*** Material provided Section Begins ***
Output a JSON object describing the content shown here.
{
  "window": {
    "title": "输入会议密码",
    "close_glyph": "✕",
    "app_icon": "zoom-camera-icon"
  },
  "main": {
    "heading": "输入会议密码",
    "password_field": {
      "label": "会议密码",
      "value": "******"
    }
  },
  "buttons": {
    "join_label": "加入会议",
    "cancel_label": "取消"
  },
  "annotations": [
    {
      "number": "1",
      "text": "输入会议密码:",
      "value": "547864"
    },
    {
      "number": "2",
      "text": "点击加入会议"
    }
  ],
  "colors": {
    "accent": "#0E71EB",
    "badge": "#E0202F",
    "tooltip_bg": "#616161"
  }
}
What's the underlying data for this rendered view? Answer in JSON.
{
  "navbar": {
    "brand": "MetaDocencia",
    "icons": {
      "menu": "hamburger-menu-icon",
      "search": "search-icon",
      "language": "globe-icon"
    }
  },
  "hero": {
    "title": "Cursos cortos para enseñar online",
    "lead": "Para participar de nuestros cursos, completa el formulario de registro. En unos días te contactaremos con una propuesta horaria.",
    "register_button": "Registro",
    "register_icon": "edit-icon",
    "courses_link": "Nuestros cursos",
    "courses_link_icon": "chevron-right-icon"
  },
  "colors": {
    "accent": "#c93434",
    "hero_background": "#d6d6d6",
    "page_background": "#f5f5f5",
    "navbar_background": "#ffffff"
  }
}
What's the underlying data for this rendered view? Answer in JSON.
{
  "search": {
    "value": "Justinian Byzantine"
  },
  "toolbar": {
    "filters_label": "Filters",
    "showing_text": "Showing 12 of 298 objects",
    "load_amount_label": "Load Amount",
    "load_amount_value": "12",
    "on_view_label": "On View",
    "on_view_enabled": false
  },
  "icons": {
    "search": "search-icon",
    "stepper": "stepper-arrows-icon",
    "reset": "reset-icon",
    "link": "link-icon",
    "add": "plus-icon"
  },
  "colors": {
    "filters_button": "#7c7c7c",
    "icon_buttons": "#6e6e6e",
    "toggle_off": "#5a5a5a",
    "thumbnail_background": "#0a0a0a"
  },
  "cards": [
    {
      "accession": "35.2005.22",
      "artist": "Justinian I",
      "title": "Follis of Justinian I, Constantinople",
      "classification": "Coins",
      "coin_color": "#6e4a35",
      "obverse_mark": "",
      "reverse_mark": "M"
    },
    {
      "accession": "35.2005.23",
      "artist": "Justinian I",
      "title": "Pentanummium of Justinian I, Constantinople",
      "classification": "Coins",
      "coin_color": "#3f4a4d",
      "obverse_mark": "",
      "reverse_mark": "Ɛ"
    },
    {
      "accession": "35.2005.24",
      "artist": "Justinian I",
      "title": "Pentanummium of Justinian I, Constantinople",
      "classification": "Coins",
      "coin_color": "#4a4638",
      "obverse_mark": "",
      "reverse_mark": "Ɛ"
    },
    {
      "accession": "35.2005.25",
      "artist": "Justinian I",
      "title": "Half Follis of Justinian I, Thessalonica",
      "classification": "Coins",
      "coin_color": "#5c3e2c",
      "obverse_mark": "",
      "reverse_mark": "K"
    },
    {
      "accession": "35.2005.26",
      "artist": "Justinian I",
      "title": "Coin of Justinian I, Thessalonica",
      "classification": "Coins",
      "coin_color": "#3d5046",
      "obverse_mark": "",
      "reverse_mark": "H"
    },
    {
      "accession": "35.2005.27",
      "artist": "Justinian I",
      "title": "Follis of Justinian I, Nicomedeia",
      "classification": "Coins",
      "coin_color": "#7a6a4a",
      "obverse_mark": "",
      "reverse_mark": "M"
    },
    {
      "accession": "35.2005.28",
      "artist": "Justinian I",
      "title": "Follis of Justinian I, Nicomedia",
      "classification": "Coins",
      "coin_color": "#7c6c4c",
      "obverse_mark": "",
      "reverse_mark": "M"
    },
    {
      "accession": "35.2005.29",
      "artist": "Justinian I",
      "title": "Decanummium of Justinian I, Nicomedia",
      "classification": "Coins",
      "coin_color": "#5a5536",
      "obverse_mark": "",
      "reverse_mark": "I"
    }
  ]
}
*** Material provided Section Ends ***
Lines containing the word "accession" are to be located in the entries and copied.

▶ _Exercise solution_
      "accession": "35.2005.22",
      "accession": "35.2005.23",
      "accession": "35.2005.24",
      "accession": "35.2005.25",
      "accession": "35.2005.26",
      "accession": "35.2005.27",
      "accession": "35.2005.28",
      "accession": "35.2005.29",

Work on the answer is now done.